> [Exercise data]
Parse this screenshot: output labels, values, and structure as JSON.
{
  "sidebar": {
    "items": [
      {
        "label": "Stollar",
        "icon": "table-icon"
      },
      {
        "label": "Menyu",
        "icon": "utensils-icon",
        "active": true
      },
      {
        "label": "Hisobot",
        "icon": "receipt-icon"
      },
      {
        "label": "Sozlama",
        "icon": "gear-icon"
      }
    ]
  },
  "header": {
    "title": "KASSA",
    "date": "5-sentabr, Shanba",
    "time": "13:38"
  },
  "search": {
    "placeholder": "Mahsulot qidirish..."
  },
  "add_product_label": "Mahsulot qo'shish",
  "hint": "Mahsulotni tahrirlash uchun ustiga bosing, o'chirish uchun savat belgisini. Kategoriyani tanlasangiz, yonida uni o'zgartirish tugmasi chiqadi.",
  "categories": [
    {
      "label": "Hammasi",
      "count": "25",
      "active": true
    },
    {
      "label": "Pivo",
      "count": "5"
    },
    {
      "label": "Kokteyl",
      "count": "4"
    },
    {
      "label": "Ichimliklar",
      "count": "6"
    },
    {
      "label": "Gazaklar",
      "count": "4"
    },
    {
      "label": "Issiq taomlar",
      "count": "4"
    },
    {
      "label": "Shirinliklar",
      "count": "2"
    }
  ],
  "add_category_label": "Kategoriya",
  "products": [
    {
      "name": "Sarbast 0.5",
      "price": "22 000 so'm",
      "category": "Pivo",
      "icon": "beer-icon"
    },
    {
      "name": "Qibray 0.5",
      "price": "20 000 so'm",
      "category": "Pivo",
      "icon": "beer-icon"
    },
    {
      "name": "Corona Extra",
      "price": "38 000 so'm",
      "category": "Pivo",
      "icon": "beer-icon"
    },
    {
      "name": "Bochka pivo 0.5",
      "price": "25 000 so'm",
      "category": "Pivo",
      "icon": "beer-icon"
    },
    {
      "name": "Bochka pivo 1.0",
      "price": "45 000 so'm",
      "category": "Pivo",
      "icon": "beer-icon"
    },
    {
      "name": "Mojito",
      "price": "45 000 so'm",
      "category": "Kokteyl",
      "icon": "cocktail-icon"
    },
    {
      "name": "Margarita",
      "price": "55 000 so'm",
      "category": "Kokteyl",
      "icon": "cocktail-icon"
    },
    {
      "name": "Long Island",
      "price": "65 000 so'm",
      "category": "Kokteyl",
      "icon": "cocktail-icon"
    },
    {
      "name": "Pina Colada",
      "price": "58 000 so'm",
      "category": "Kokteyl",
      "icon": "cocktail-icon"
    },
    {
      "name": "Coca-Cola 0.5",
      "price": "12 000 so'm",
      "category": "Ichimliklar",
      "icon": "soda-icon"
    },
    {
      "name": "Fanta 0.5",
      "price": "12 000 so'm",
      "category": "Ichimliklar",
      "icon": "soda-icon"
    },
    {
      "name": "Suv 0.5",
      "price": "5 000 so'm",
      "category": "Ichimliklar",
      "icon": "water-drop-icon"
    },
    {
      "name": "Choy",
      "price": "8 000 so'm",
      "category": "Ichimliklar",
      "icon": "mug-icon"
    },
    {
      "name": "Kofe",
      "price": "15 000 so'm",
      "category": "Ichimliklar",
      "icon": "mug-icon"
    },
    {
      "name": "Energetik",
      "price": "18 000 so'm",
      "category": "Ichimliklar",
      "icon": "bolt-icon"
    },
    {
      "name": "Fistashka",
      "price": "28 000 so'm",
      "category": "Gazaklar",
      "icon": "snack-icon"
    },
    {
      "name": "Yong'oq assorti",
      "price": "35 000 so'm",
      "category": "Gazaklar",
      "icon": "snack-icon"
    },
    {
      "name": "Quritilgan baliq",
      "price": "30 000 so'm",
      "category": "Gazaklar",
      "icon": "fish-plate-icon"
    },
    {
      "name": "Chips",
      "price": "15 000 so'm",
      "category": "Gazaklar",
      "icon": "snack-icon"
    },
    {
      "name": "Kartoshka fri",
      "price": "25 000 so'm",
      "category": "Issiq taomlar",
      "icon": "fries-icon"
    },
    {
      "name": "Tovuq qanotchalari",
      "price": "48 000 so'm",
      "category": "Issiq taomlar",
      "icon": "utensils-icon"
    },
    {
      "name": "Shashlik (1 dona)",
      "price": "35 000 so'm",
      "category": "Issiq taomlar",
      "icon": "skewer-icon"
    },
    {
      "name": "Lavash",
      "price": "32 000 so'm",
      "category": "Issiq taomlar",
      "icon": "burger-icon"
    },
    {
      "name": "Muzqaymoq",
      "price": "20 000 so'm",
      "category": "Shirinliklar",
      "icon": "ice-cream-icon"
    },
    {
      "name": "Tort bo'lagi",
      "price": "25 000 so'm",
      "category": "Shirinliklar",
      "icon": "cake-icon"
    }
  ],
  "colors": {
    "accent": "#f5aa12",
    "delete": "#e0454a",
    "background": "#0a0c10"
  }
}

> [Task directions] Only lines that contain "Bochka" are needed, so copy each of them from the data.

> [Response]
      "name": "Bochka pivo 0.5",
      "name": "Bochka pivo 1.0",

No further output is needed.